Do you ever find yourself focusing intently on a task that isn’t revenue-producing but makes you feel good because you’re able to check a box when finished?
Do you think because you’ve checked off all those boxes at the end of the day that you’re productive and efficient?
While reading the book E-Myth Mastery, I came across an idea that directly fits with my philosophy. Being focused and able to concentrate on a task only works if you are able to discriminate. It doesn't do any good to be focused if you are spending that time on irrelevant or ‘outside your line of genius' tasks.
Discriminate first. Then get focused.
Discriminate to concentrate.
This is so important to understand when prioritizing your daily tasks. If you spend half your day on $10.00 an hour tasks, rather than the $100.00 an hour tasks that you should be, it doesn’t do a bit of good to check those boxes.
ABC are your Top Three Tasks
D – Delegate those tasks that you can. If you have direct reports or an assistant, give them the skills, knowledge and tools to take over that task and then trust them with it.

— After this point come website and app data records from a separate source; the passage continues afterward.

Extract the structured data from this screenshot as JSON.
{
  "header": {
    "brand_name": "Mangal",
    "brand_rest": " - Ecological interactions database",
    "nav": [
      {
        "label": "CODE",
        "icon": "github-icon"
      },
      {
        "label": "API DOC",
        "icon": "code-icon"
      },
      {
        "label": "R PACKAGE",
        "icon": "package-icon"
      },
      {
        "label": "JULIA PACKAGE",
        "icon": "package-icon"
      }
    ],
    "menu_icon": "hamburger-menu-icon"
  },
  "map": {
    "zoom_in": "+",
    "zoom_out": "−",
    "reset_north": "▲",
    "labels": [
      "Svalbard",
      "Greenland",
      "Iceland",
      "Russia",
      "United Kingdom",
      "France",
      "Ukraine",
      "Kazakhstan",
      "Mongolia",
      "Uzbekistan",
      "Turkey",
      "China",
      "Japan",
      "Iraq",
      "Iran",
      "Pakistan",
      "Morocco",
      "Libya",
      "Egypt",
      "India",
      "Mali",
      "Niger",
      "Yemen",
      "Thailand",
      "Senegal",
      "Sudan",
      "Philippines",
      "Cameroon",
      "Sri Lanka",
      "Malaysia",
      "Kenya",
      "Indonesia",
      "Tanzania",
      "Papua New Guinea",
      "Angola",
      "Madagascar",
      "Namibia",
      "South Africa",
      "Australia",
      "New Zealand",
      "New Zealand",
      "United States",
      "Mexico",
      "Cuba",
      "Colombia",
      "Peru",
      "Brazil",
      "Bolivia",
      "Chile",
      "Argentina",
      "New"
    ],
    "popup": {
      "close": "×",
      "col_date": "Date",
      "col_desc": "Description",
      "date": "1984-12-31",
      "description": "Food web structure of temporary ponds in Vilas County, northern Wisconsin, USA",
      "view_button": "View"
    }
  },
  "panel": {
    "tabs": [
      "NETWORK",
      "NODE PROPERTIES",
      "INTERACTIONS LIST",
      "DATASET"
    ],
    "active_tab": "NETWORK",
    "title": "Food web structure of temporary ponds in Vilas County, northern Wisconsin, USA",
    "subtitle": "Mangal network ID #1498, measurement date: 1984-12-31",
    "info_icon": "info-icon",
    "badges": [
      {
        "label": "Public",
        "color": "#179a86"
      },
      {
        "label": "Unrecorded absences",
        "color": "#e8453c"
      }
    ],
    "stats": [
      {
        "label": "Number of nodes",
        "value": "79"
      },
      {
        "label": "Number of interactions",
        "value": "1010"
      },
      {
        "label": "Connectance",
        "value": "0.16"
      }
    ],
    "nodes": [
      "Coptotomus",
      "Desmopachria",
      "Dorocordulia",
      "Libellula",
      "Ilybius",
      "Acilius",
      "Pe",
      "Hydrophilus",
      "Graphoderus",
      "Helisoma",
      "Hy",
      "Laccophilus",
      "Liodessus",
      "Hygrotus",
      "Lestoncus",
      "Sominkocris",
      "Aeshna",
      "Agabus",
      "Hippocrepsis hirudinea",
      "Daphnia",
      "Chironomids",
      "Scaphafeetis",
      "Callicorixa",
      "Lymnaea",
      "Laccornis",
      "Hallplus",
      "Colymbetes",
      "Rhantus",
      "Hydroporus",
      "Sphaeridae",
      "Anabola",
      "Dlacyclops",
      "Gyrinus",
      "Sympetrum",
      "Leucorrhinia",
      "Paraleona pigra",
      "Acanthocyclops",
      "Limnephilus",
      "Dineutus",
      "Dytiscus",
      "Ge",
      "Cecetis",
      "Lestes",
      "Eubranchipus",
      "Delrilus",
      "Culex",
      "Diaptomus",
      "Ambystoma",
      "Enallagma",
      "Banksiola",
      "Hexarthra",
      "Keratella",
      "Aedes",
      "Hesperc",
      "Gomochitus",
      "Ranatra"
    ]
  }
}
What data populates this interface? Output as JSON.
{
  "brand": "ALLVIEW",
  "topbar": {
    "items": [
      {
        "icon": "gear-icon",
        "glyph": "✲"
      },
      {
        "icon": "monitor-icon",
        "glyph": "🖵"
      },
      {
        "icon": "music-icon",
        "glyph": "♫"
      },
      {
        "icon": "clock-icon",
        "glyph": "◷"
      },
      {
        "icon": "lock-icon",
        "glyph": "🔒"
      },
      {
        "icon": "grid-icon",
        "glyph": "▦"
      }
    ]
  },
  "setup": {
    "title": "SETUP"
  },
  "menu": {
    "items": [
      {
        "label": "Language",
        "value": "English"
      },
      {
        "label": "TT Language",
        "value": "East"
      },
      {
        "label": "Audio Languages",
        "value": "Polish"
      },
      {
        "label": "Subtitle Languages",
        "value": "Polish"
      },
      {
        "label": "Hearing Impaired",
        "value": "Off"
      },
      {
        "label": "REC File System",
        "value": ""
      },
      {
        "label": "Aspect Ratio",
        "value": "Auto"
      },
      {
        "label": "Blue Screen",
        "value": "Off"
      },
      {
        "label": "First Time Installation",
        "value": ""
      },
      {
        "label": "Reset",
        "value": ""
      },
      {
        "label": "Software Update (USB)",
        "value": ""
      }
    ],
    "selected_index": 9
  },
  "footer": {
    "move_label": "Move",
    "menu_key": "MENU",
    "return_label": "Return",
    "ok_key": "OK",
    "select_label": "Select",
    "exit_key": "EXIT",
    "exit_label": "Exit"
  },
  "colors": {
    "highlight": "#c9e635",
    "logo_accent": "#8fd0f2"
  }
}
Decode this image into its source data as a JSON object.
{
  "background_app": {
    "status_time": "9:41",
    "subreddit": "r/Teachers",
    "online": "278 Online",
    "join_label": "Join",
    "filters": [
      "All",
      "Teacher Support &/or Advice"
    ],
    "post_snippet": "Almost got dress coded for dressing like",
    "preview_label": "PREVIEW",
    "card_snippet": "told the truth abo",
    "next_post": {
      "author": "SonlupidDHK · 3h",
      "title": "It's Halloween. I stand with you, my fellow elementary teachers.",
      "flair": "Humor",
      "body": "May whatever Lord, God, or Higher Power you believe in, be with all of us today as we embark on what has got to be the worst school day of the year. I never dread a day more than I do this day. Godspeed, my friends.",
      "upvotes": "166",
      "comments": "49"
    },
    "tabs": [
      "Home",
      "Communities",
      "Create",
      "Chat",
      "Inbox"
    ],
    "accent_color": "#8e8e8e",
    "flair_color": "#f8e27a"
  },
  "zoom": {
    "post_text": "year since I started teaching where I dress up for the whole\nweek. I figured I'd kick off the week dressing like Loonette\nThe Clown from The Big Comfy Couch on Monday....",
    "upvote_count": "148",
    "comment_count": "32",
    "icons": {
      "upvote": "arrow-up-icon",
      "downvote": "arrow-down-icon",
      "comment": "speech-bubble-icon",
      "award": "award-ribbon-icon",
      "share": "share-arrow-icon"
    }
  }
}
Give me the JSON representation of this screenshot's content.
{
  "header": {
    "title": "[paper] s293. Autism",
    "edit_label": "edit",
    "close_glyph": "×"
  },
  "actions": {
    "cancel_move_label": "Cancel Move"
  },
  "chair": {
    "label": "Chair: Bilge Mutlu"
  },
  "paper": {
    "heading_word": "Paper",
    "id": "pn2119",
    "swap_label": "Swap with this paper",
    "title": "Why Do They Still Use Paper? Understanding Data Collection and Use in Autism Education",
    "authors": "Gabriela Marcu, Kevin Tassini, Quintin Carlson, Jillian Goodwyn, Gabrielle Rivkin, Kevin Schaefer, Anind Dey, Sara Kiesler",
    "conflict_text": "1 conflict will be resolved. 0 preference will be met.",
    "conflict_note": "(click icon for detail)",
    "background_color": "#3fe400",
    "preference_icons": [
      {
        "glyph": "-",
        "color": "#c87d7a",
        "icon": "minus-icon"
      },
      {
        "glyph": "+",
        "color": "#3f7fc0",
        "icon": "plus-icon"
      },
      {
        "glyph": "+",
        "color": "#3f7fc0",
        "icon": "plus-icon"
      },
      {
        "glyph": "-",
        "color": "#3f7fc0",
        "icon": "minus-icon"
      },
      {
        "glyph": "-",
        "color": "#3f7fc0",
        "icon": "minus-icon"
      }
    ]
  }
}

E – Eliminate. Skim through your tasks every day and determine if there is anything you can eliminate. ‘Nice to haves’ mean nothing and typically aren’t value-added. If your client wouldn’t pay you your hourly wage for the two hours you spend formatting that spreadsheet perfectly, stop doing it. If creating a report that no one asked for, but that you think might be helpful, and you spent 30 minutes on, eliminate it.
We shouldn’t discriminate against hairless cats, planned communities or Brussels Sprouts, but we should discriminate against our D and E tasks.
What are two tasks on your list that you can D and E?